“If we do nothing else today, we should cry together. We should rage together. We should yell and scream and draw up detailed charts and have arguments and take responsibility for what happens next, because if we can’t then what are we doing here in the first place? And if, in the middle of it all, we talk gun control policy, well, it’s about damn time.”
“Do you feel that? That’s your sense of moral outrage dissipating. It may still feel raw and vivid in the wake of Friday’s bloodbath in Connecticut. But if other recent massacres are anything to go by, our collective indignation has a half-life—and it isn’t long. The tender ages of the victims at Sandy Hook made the tragedy feel exceptional, and on television and Twitter, and at kitchen tables around the country, many of us expressed an urgent sense, over the past forty-eight hours, that something should be done. Even President Obama suggested that “meaningful action” is in order, though he didn’t elaborate on what that might entail, and notably absent from his remarks was the single monosyllable that might explain how one disturbed young man could walk into an elementary school and end twenty-six lives in a matter of minutes: ‘gun.’”
“After the massacre of children Friday, Obama spoke mainly of the anguish, and the need for action, and not at all about the right to bear arms. By the standards of gun-control politics, that alone was a crack in the status quo.”
“There are nearly 12,000 murders a year from guns in this country. When are you guys going to focus on that, and stop telling me the answer is more guns? It is not the answer! How many more kids have to die, before you guys say, ‘we want less guns, not more?’”
“Here is the thing. The American gun debate takes place in America, not Britain or Japan. And banning all guns is not about to happen (and good luck collecting all 300m guns currently in circulation, should such a law be passed). It would also not be democratic. I personally dislike guns. I think the private ownership of guns is a tragic mistake. But a majority of Americans disagree with me, some of them very strongly. And at a certain point, when very large majorities disagree with you, a bit of deference is in order.
“So in short I am not sure that tinkering with gun control will stop horrible massacres like today’s. And I am pretty sure that the sort of gun control that would work—banning all guns—is not going to happen. So I have a feeling that even a more courageous debate than has been heard for some time, with Mr Obama proposing gun-control laws that would have been unthinkable in his first term, will not change very much at all. Hence the gloom.”

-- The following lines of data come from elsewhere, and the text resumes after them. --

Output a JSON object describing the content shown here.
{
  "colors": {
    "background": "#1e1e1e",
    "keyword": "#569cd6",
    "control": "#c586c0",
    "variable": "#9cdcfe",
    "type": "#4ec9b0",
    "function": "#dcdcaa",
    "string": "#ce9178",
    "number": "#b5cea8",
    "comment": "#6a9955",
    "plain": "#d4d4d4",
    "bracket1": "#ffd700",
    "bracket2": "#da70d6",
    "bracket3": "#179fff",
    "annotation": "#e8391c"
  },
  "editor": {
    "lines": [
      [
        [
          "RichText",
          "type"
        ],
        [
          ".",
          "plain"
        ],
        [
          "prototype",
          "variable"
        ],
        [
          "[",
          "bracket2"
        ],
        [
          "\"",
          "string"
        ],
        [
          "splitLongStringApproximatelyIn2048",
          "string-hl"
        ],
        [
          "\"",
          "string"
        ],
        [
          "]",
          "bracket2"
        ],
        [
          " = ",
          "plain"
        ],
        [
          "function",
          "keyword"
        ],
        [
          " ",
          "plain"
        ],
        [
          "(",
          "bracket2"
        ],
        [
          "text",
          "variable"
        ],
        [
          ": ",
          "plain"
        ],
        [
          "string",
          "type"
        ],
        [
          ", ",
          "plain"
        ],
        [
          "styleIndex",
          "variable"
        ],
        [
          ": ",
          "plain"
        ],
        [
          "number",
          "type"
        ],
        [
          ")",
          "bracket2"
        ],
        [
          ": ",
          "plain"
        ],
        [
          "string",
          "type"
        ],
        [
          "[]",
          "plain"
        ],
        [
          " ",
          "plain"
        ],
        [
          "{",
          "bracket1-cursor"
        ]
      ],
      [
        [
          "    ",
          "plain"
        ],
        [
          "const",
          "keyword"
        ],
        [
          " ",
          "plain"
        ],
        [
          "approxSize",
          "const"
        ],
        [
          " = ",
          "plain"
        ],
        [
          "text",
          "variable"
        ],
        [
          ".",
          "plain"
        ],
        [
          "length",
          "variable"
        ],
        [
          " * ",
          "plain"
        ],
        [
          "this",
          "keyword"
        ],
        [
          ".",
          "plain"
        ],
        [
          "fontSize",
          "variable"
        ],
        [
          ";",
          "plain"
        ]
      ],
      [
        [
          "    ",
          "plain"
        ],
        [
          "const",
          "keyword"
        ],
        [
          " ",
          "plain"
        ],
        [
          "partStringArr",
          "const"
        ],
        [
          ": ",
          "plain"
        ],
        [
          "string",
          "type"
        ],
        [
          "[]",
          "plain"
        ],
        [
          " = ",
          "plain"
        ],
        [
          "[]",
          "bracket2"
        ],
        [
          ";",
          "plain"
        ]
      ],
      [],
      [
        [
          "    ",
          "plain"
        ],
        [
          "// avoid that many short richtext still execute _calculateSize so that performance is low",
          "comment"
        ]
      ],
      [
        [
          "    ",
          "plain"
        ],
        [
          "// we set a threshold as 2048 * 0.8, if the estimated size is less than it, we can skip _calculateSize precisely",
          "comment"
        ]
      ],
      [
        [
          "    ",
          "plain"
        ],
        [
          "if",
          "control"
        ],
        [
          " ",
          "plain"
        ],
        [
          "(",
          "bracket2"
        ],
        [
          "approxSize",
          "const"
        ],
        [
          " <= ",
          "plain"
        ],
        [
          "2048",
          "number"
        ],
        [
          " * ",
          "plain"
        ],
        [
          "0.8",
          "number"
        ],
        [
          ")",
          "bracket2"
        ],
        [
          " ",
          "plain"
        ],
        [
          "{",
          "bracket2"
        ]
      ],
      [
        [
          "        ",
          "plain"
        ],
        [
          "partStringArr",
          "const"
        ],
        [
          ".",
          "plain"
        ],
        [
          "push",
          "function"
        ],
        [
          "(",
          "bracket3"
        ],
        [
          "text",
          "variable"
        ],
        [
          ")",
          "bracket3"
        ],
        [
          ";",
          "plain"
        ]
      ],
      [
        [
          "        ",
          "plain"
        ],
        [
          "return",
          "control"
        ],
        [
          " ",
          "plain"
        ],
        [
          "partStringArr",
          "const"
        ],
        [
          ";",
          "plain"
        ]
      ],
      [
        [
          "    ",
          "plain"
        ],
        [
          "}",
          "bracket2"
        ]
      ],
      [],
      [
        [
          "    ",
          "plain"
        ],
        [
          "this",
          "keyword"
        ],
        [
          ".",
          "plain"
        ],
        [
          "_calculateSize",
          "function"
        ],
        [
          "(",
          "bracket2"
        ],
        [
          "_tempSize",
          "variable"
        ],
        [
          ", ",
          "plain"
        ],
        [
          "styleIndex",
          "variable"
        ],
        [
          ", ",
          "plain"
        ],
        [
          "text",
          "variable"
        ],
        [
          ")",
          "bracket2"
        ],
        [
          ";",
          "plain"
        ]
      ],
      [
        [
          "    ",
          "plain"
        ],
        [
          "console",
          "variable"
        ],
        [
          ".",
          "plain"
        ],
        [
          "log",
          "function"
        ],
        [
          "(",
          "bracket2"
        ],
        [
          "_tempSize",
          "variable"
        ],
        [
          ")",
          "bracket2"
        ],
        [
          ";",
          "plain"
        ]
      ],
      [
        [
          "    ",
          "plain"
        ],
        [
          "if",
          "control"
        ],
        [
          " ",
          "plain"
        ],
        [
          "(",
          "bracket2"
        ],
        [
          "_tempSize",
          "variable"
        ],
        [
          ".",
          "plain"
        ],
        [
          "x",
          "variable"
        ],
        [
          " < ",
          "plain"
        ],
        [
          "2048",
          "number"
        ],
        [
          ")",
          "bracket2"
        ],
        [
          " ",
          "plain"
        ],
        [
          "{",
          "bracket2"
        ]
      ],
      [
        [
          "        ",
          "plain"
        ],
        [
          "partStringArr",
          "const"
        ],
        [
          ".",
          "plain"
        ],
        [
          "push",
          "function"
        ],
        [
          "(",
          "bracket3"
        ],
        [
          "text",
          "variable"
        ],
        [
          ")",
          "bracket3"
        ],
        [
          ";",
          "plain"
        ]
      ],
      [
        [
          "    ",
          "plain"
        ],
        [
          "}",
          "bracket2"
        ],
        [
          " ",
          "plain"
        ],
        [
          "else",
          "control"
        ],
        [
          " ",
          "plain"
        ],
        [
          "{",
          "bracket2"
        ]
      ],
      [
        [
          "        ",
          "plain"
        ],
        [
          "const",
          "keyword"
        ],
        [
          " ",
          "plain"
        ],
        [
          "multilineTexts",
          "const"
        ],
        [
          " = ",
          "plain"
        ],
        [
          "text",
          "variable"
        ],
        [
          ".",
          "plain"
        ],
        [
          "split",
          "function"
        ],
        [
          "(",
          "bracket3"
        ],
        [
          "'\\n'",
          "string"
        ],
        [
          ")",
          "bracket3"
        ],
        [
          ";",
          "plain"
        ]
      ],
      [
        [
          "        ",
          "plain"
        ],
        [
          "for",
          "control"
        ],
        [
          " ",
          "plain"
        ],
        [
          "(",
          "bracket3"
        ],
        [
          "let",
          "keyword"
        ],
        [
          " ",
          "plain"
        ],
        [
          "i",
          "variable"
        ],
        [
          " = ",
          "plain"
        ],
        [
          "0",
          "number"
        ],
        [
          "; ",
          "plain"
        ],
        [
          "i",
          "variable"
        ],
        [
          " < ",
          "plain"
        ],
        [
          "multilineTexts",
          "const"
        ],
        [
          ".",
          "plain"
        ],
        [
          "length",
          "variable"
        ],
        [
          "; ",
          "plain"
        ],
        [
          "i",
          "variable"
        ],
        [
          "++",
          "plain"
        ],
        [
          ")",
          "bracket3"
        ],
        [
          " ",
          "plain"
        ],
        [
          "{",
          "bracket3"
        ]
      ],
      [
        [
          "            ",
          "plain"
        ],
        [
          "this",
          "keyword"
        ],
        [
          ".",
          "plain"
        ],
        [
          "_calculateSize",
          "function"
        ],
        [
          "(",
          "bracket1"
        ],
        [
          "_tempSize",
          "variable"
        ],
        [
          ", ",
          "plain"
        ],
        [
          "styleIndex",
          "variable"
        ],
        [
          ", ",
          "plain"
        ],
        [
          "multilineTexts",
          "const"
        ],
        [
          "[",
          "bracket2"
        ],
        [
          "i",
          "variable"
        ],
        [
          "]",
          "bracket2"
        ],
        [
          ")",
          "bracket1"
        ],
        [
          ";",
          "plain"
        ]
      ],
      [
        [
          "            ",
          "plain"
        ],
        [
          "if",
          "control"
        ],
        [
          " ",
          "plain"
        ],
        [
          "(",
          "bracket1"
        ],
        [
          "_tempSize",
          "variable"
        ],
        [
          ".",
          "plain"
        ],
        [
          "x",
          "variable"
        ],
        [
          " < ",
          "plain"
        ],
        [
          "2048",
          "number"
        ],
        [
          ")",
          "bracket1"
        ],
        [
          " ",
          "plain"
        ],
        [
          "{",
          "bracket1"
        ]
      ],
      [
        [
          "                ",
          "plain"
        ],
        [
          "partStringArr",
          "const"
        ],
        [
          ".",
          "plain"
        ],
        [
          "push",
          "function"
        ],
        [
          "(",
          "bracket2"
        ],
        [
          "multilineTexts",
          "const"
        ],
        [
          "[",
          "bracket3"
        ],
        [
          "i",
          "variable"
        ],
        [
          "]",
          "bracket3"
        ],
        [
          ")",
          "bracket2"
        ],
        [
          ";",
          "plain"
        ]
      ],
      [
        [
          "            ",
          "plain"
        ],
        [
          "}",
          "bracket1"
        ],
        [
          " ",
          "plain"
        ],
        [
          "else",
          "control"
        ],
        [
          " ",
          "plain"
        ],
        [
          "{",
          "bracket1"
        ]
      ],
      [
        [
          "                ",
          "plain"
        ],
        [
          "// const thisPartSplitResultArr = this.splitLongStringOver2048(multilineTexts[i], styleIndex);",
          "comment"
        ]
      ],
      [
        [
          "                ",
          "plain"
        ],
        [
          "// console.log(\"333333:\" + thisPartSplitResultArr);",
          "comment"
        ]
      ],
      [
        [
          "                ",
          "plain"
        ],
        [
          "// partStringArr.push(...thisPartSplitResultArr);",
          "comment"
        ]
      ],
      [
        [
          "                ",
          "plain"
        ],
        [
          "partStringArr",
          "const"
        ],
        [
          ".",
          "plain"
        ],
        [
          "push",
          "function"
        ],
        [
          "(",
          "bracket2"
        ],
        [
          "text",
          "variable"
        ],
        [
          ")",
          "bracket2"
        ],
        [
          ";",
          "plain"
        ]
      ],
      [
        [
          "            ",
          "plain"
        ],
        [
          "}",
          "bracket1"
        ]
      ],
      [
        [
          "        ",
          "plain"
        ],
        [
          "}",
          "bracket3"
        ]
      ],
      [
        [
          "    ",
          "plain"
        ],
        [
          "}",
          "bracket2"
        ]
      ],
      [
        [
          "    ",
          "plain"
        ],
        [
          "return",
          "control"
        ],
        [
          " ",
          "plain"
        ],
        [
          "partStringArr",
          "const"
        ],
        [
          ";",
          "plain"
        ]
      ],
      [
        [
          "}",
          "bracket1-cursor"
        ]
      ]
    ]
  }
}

“The NRA is right that “guns don’t kill people, people kill people”. We need to focus on people, through mental health programs, anti-bullying campaigns, poverty reduction and inner-city education, to address our national plague of gun violence. But better gun control laws are also part of the equation. To suggest otherwise, as the NRA does, is disingenuous at best, if not downright amoral.

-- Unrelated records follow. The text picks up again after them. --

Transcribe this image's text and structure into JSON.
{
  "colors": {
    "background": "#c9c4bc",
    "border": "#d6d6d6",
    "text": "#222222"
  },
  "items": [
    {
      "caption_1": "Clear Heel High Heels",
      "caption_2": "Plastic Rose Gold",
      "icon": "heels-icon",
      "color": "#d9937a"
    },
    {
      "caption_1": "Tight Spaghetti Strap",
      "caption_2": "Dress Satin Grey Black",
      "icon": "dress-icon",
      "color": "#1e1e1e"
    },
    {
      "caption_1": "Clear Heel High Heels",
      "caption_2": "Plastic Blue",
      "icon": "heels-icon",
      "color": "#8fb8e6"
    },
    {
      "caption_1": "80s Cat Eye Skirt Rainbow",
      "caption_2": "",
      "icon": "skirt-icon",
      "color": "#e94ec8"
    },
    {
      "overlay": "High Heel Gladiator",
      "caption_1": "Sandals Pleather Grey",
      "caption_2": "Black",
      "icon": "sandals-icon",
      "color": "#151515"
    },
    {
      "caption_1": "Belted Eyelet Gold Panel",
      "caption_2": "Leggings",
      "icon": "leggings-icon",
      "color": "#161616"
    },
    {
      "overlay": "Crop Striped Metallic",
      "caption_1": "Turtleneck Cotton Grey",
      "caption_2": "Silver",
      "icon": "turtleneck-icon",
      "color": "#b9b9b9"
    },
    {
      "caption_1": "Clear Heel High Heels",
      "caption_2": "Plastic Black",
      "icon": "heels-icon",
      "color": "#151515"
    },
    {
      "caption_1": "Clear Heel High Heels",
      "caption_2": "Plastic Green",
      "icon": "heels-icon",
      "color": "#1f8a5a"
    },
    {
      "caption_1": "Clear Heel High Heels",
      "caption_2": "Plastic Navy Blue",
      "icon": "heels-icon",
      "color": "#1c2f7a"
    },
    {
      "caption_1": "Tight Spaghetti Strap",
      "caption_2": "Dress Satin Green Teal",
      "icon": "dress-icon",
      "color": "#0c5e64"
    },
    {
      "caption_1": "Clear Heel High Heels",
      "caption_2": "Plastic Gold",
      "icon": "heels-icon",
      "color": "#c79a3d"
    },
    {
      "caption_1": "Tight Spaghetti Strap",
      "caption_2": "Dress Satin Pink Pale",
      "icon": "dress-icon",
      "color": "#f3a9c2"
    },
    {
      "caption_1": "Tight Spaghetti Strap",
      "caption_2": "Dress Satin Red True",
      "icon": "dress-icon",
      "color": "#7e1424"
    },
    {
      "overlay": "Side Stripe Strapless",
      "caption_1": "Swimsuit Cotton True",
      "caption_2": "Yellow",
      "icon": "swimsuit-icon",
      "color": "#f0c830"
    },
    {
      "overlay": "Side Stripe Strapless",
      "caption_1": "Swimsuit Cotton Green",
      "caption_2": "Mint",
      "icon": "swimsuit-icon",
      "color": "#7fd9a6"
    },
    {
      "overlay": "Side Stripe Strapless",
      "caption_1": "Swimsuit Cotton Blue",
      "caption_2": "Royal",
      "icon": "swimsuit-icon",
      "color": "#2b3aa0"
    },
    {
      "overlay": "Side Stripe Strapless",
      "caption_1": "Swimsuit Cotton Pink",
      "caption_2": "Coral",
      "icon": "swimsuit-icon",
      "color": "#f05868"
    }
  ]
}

“We owe this to the kids in Newtown who will never go to high school and never have the luxury of debating that perennial high school debate question about the constitutionality of the second amendment.”
“I will henceforth and only talk about “gun safety” as a goal for America, as opposed to “gun control.” I have no abstract interest in “controlling” someone else’s ability to own a gun. I have a very powerful, direct, and legitimate interest in the consequences of others’ gun ownership — namely that we change America’s outlier status as site of most of the world’s mass shootings. No reasonable gun-owner can disagree with steps to make gun use safer and more responsible. This also shifts the discussion to the realm of the incremental, the feasible, and the effective.”